Due to a computerless vacation (it was much needed and I had a wonderful time, thanks for asking), I missed the recent hubbub surrounding comments supposedly made by Mark Millar and Todd McFarlane that comics aren’t for women. My post-vacation introduction to the fray was this Observation Deck blog post on io9.
After reading the post and comments supporting it, I was more than ready to hit my keyboard and make an elegant case that comics certainly are for women. Intelligent, articulate, female comics fans are out there, gentlemen. But before I did that, I followed the original sources. Context is everything. When incendiary quotes appear from an article or interview, it’s best to go back to the original source and digest those quotes in their proper contexts.
I learned plenty from those original sources—enough to suggest that we all take a step back and see what’s actually there.
In this New Republic article on Mark Millar, writer Abraham Riesman discusses Millar’s use of sexual violence as a plot device to motivate the male protagonist to action. Millar told Riesman, “The ultimate [act] that would be the taboo, to show how bad some villain is, was to have somebody being raped, you know? I don’t really think it matters. It’s the same as, like, a decapitation. It’s just a horrible act to show that somebody’s a bad guy.” (The scene on your right is from Millar and John Romita, Jr.’s Kick-Ass 2 #4 – ed.)
The article never discusses whether or not comics, Millar’s or those of other creators, are for women, however. It does bring to light Millar’s intent on pushing the boundaries for his characters and willingness to engage them in heinous behaviors.
We should really be discussing the treatment of women in these modern comics, because Millar’s attitude toward rape as a plot devise is cavalier at best and deliberately ignorant at worst. Another discussion on the contribution Millar’s work makes toward the desensitization of the population regarding sexual violence is also in order.

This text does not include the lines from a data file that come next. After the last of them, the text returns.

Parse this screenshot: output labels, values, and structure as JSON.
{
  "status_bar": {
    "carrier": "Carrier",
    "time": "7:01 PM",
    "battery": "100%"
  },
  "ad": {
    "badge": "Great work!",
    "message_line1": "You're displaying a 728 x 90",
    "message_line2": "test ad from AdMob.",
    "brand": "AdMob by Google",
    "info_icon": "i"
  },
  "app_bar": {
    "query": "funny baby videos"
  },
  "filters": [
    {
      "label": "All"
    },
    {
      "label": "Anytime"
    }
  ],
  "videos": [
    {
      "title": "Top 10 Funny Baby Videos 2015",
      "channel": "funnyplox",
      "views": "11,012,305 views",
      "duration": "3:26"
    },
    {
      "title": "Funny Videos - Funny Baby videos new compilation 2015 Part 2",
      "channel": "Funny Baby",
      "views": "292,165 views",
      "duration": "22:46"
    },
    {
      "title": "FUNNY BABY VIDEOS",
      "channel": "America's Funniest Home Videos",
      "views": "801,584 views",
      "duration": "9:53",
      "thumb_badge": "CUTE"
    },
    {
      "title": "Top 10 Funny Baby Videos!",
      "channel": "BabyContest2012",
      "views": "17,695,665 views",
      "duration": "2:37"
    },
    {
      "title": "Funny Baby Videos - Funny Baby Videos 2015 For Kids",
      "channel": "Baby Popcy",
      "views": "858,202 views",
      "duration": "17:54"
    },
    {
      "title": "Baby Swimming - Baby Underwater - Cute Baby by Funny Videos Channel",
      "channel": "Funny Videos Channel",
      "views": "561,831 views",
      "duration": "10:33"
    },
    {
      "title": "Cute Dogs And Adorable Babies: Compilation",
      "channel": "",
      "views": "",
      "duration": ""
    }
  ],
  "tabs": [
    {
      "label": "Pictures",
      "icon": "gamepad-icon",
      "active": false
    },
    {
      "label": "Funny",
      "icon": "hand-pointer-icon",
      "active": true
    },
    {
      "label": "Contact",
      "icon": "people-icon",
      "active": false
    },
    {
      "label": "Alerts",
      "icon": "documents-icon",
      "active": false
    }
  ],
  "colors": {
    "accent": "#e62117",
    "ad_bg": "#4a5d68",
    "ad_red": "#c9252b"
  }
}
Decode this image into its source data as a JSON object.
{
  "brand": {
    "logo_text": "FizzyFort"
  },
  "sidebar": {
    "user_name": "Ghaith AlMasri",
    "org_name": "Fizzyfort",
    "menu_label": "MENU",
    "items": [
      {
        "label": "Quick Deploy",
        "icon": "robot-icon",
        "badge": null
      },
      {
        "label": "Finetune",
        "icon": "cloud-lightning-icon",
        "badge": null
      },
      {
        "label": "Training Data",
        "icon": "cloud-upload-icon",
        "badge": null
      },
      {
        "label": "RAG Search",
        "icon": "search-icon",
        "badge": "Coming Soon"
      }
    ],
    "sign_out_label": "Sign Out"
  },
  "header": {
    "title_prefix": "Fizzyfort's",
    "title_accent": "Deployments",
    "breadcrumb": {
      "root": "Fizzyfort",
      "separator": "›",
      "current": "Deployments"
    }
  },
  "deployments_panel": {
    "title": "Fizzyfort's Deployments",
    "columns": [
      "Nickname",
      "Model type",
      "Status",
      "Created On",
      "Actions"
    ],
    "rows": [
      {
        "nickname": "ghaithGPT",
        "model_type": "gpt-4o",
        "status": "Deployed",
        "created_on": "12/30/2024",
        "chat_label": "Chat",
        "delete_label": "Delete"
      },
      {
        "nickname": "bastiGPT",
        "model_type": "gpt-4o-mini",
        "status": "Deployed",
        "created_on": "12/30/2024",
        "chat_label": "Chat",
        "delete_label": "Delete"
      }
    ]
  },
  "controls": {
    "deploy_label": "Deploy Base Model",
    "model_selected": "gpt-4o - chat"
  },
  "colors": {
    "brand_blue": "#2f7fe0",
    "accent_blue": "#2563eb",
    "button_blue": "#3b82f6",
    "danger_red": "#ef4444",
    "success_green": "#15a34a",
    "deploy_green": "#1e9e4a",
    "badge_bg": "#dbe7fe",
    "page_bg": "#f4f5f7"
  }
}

The marginalization of women appears to be the hot topic surrounding Todd McFarlane’s participation in a panel of comics experts, including Len Wein and Gerry Conway, who contributed to the upcoming PBS three-part series, Superheroes: The Never Ending Battle. During a recent press panel appearance executive producer Michael Kantor commented on the lack of women and minorities in the series. “Our series reflects the evolution of American culture,” said Kantor, “and I think minorities and women were marginalized throughout much of the 20th century. Comic books reflect that marginalization.”
Is Kantor’s observation inaccurate? I don’t think so. You don’t have to be happy about it, but I think we would all agree that through the early decades of comics, women in superhero titles were rarely portrayed as being of equal capability as their male counterparts.
What did Todd McFarlane say? According to the Observation Deck post, McFarlane said, “I’ve got two daughters, and if I wanted to do something that I thought was emboldened to a female, I probably wouldn’t choose superhero comic books to get that message across.” It’s his opinion, and he’s entitled to it.
He didn’t say that comics aren’t for girls. If you were going to introduce a young girl to comics today, what one title currently available on the shelf would you give her? I’d pick Peanuts. Or Herobear. (Dear Mike Kunkel, Please get your rear in the chair and crank out more Herobear books!) My top two picks for young girls aren’t superhero titles, but that doesn’t mean I wouldn’t introduce those at a later date depending on interest.
According to the write-up of the press panel by David Hinckley of the New York Daily News McFarlane said, “The vast majority of people doing this high-testosterone storytelling put our fantasy on the pages. But as much as we stereotype the women, we also do it with the guys.
“The guys are all good looking, not too many ugly superheroes. They’ve all got their hair gelled back. They have perfect pecs. They have no hair on their chest. I mean, they are Ryan Gosling on steroids.
“They are all beautiful. So we actually stereotype both sexes. We just happen to show a little more skin when we get to the ladies.”
No kidding, Todd. Not sure I’d agree that men are stereotyped as much as women in comics, but I appreciate the acknowledgment that men are idealized to virtually unattainable levels. (Dear Ryan Gosling, Your pecs are just fine. Really.)
Whether or not comics are for ladies isn’t an issue these interviews bring up. Read the originals and watch the PBS series when it airs on October 5. The greater issues at hand are the cavalier acceptance of sexual violence as a plot device and the marginalization of women.
At its very best, art provokes discussion. It certainly has here. Of course comics are for women. Can we get on to those greater issues now?